Jonathan Glazer's "The Zone of Interest" at SIFF Cinema: Jan 19 - Feb 15
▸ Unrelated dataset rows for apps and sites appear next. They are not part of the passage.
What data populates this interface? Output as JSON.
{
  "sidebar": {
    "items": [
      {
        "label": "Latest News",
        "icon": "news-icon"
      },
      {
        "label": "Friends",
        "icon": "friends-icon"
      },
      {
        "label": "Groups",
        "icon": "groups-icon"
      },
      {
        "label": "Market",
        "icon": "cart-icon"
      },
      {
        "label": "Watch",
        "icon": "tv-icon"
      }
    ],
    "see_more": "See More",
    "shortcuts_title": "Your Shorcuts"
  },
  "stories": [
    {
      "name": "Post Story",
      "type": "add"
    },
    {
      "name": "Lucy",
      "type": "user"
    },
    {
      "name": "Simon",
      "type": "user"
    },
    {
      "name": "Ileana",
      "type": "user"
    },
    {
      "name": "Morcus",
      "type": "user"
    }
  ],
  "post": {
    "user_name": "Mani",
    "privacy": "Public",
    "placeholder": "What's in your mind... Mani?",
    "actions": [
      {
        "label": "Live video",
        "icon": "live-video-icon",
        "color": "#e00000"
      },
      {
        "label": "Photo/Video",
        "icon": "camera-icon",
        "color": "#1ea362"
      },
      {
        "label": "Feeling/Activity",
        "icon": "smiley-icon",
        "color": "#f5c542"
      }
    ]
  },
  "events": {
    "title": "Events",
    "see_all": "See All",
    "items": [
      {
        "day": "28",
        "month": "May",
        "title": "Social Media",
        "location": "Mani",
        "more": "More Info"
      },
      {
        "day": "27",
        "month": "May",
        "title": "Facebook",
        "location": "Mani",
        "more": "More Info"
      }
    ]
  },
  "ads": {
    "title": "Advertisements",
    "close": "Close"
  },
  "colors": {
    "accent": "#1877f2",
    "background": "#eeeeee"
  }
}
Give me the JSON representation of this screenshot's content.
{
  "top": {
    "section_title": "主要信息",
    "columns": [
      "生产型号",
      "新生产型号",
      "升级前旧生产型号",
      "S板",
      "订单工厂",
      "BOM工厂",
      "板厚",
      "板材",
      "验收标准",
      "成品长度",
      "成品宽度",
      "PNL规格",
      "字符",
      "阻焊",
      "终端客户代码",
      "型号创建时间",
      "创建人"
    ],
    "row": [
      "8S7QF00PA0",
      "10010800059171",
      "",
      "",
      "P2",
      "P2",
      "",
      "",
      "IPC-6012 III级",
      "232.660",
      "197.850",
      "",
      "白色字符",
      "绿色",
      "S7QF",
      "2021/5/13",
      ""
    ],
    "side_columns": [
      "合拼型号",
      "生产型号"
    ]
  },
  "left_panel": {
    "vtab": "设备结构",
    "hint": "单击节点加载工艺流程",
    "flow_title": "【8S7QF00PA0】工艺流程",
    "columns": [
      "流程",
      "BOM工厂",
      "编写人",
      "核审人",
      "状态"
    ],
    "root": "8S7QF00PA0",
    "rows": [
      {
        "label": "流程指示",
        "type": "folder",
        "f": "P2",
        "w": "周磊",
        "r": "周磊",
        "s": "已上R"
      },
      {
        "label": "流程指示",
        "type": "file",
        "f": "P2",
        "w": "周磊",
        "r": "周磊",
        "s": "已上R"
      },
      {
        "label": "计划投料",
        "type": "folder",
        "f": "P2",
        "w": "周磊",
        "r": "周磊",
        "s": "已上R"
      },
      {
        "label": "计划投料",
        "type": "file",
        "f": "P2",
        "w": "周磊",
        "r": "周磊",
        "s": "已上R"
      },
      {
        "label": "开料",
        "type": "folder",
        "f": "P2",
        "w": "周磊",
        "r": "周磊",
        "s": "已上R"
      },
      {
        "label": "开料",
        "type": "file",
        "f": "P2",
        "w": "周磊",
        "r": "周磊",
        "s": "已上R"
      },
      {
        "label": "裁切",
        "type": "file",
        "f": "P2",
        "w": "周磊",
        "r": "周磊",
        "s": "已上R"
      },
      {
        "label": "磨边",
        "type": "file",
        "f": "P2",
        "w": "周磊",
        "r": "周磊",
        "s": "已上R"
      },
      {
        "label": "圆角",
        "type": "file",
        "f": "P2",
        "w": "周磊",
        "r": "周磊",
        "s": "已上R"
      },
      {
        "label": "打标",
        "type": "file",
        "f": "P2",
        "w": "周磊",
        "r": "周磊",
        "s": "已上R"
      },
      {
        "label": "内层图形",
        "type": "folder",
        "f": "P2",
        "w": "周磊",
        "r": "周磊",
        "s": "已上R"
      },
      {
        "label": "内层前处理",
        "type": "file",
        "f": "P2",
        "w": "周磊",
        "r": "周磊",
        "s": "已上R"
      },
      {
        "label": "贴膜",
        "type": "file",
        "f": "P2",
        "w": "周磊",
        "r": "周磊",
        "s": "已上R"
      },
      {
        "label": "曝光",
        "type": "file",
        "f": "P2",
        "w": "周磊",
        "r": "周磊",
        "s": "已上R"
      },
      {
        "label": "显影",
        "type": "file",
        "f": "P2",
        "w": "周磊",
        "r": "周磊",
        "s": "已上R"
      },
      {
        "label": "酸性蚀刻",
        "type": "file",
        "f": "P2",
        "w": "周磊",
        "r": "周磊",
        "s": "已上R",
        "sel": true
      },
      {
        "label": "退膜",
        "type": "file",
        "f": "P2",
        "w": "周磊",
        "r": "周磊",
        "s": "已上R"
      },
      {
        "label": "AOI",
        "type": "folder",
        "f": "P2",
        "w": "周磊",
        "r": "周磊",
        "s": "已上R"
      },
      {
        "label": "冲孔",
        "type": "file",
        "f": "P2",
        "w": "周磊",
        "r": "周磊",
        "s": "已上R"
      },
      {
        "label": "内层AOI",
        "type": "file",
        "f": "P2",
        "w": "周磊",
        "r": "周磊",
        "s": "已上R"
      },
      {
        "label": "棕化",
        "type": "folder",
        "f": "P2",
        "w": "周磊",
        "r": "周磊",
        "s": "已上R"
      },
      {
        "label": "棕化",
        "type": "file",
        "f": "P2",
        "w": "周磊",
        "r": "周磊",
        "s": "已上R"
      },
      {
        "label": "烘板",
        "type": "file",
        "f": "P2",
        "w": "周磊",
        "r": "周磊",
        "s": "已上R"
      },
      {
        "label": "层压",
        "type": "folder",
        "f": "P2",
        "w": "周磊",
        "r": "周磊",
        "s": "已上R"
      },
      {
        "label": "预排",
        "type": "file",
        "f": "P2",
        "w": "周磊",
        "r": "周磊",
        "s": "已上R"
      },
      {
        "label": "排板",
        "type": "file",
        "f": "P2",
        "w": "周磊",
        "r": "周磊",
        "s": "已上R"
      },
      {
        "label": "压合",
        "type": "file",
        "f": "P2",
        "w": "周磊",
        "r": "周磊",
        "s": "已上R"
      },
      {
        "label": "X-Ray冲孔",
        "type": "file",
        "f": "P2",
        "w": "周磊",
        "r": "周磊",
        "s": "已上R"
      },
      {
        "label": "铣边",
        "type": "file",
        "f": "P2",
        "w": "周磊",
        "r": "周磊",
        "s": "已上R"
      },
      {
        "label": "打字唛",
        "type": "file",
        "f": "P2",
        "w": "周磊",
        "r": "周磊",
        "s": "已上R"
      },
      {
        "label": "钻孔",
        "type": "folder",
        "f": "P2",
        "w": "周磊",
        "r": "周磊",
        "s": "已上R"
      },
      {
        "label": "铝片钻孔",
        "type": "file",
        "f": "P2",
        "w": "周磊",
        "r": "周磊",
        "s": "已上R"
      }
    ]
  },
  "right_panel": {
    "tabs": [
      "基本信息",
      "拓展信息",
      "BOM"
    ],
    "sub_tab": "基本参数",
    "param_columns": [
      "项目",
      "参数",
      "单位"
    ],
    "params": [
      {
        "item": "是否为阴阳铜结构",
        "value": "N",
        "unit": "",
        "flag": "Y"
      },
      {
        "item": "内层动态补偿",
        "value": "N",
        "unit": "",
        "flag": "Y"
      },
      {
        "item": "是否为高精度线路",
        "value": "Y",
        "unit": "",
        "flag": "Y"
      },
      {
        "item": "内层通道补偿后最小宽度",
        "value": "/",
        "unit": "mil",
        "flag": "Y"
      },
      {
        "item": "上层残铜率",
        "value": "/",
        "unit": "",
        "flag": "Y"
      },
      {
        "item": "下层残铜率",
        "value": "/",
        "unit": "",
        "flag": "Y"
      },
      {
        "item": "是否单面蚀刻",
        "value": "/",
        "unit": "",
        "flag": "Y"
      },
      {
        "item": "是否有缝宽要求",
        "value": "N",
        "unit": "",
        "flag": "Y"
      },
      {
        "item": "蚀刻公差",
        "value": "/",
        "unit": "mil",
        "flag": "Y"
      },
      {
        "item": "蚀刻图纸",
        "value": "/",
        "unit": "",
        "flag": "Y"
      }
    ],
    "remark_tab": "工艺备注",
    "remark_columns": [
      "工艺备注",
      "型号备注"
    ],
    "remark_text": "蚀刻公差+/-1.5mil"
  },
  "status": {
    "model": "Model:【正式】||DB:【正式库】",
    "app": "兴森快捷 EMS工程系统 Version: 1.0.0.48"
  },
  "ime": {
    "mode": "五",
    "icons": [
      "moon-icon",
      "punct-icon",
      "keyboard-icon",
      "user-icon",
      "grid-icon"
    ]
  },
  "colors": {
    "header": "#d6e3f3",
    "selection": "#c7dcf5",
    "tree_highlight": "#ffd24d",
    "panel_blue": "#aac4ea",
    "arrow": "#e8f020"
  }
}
After receiving a six-minute standing ovation at its premiere at Cannes, wherein the film won the Grand Prix, and garnering numerous five-star reviews, Jonathan Glazer's newest vision arrives at SIFF Cinema. Based on Martin Amis' novel of the same title, "The Zone Of Interest" is in a sense a chronicle of the family life of Rudolf Höss, the commandant at Auschwitz, and one of the engineers of Hitler's attempt to exterminate all Jews in Europe. The Höss family live in close proximity to the ongoing genocide and the workmanlike efficiency of the industrial machine which Rudolph oversees. The sounds of this machinery of mass extermination are ever-present, with only occasional intrusions of morbid clouds of smoke, and material from this industrial eradication factory washing downstream through idyllic rivers of the Polish countryside. As a product, there is a profound lack of sentimentality to the setting and the film's representation of its larger historical context. The film's two stars have spoken on the dichotomy of its experience, "‘This is a Film to Make us Unsafe in the Cinema. As We Should Be’: Sandra Hüller and Christian Friedel on The Zone of Interest". The depiction of the close correlation of domestic life and mass-murder speaks to the intimate relationship the Höss family have with the destruction of a people and European culture. They profit off of the eradication in chilling and unspeakable ways, as stated by Robert Daniels for, "It is the sanitation the film performs, which speaks to the now, in a way few Holocaust films have done before". There have been many films on this most horrifying of chapters in human history. From "The Son of Saul", to "The Painted Bird", to "Night and Fog", all asking to some extent for the viewer to bear witness to unfathomable humiliation and suffering of the National Socialist's regime of dehumanizing brutality. Where Jonathan Glazer, and to a similar extent Amis' novel differs from these, is that it does more than simply ask viewers to witness. As addressed in The Guardian's interview, "Jonathan Glazer on his Holocaust Film The Zone of Interest: ‘This is Not About the Past, it’s About Now’". This discomfiting work, expressed through an immaculate sense of visual aesthetics delivers the viewer into an antiseptic, even pastoral at times, visual environment which stands in stark contrast to the debasement and horrors happening off-screen. It is between these two points which the film's cast found the space, and frame of mind necessary to depict, "The Family Life of the Nazi Commander at Auschwitz", and specifically, in the pages of The New Yorker, the plumbing of "How Sandra Hüller Approached Playing a Nazi". Peter Bradshaw's review from Cannes places the film in a tradition of representing the horror of these events indirectly, like Claude Lanzmann and Michael Haneke before him, and in a striking coda sequence presents a vision from our present-day future, delivering the most powerful blow in, "Jonathan Glazer's Chilling Holocaust Drama".